It’s true that everyone is looking to make a buck….but that’s what we do when we work….we work, we get paid. It pains me every time I see tourists haggling and chiseling down the prices for a boat ride or a 3 hour walking tour of the area just because they think the guides are not worthy of getting paid more and they want to save $1. Really! This thinking is closed minded and ignorant. The prices are fair and the quality of information and service tourists received is top notch.
Varanasi is a difficult place to navigate. Try getting lost for 3 hours on your own in Varanasi….then the tour price will seem like a steal! Everyone is so keen to follow the trend these days to eat and shop “local”, why are so many tourists (and, yes, this includes backpackers trying to save a rupee) so unwilling to support the young working guides, boat men and shop owners to get one foot forward in life?
I have been to family meals at their homes for holidays, weddings, gone on excursions, watched them play, joke and fight as brothers do. The boys of Meer Ghat have grown up together and their families have lived in these their respective family homes for generations.
Now they are getting savvy about Social Media too and all have Facebook accounts so they can keep in touch with clients and future clients.
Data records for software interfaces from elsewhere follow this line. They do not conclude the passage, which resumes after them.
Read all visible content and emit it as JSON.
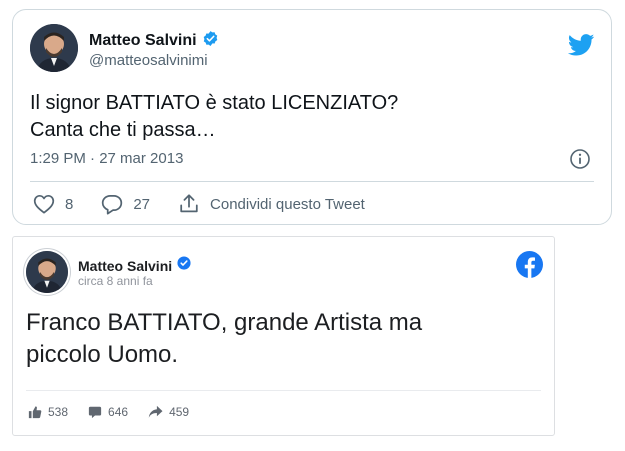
{
  "twitter": {
    "author_name": "Matteo Salvini",
    "handle": "@matteosalvinimi",
    "text_line1": "Il signor BATTIATO è stato LICENZIATO?",
    "text_line2": "Canta che ti passa…",
    "timestamp": "1:29 PM · 27 mar 2013",
    "likes": "8",
    "replies": "27",
    "share_label": "Condividi questo Tweet",
    "brand_color": "#1da1f2",
    "icons": [
      "verified-badge-icon",
      "twitter-bird-icon",
      "info-icon",
      "heart-icon",
      "reply-icon",
      "share-icon"
    ]
  },
  "facebook": {
    "author_name": "Matteo Salvini",
    "time": "circa 8 anni fa",
    "text_line1": "Franco BATTIATO, grande Artista ma",
    "text_line2": "piccolo Uomo.",
    "likes": "538",
    "comments": "646",
    "shares": "459",
    "brand_color": "#1877f2",
    "icons": [
      "verified-badge-icon",
      "facebook-logo-icon",
      "like-icon",
      "comment-icon",
      "share-arrow-icon"
    ]
  }
}
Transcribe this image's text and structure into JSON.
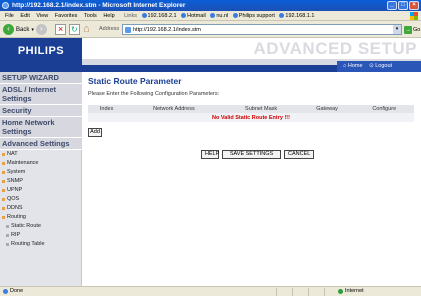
{
  "window": {
    "title": "http://192.168.2.1/index.stm - Microsoft Internet Explorer",
    "buttons": {
      "minimize": "_",
      "maximize": "□",
      "close": "×"
    }
  },
  "menubar": {
    "items": [
      "File",
      "Edit",
      "View",
      "Favorites",
      "Tools",
      "Help"
    ],
    "links_label": "Links",
    "links": [
      "192.168.2.1",
      "Hotmail",
      "nu.nl",
      "Philips support",
      "192.168.1.1"
    ]
  },
  "toolbar": {
    "back_label": "Back",
    "address_label": "Address",
    "address_value": "http://192.168.2.1/index.stm",
    "go_label": "Go"
  },
  "header": {
    "logo_text": "PHILIPS",
    "title": "ADVANCED SETUP",
    "home_link": "Home",
    "logout_link": "Logout"
  },
  "sidebar": {
    "sections": [
      "SETUP WIZARD",
      "ADSL / Internet Settings",
      "Security",
      "Home Network Settings",
      "Advanced Settings"
    ],
    "advanced_items": [
      "NAT",
      "Maintenance",
      "System",
      "SNMP",
      "UPNP",
      "QOS",
      "DDNS",
      "Routing"
    ],
    "routing_items": [
      "Static Route",
      "RIP",
      "Routing Table"
    ]
  },
  "main": {
    "title": "Static Route Parameter",
    "instructions": "Please Enter the Following Configuration Parameters:",
    "table_headers": [
      "Index",
      "Network Address",
      "Subnet Mask",
      "Gateway",
      "Configure"
    ],
    "empty_message": "No Valid Static Route Entry !!!",
    "add_button": "Add",
    "help_button": "HELP",
    "save_button": "SAVE SETTINGS",
    "cancel_button": "CANCEL"
  },
  "statusbar": {
    "left_text": "Done",
    "zone_text": "Internet"
  },
  "colors": {
    "brand_blue": "#1a3e93",
    "error_red": "#d00000",
    "sidebar_bg": "#e3e4ea"
  }
}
They are also are starting to jump on the Trip Advisor bandwagon with listings of their own and prompting clients to write reviews for them….and it’s working. These 13, 14 and 15 year olds are getting new clients from good referrals each day from all over the world.
Rahul grew up with all these people, he knows everyone in the Meer Ghat and the Main Ghat area….and by default, now I do too. It’s been a fun experience to really get to know the locals and be able to break the barrier from tourist to friend….or auntie as they call me.
Commission – Myth or Reality
The dirty dark secret is that yes, it’s true….Varanasi is a heavily commission based city. It’s what all the locals live off of. However, tourists shouldn’t be alarmed by this. The silk shops, boat rides, restaurants, aromatherapy shops that you might be taken to and buying things from are still giving you good prices and discounts. The commissions that the locals earn by bringing customers to shops or boats don’t effect the prices or quality of the items you are paying for. If you went on your own you would pay the same prices, the commission is coming out of the shop owners pocket as a thank you for bringing customers. Commission is not evil, it’s just what makes Varanasi go round.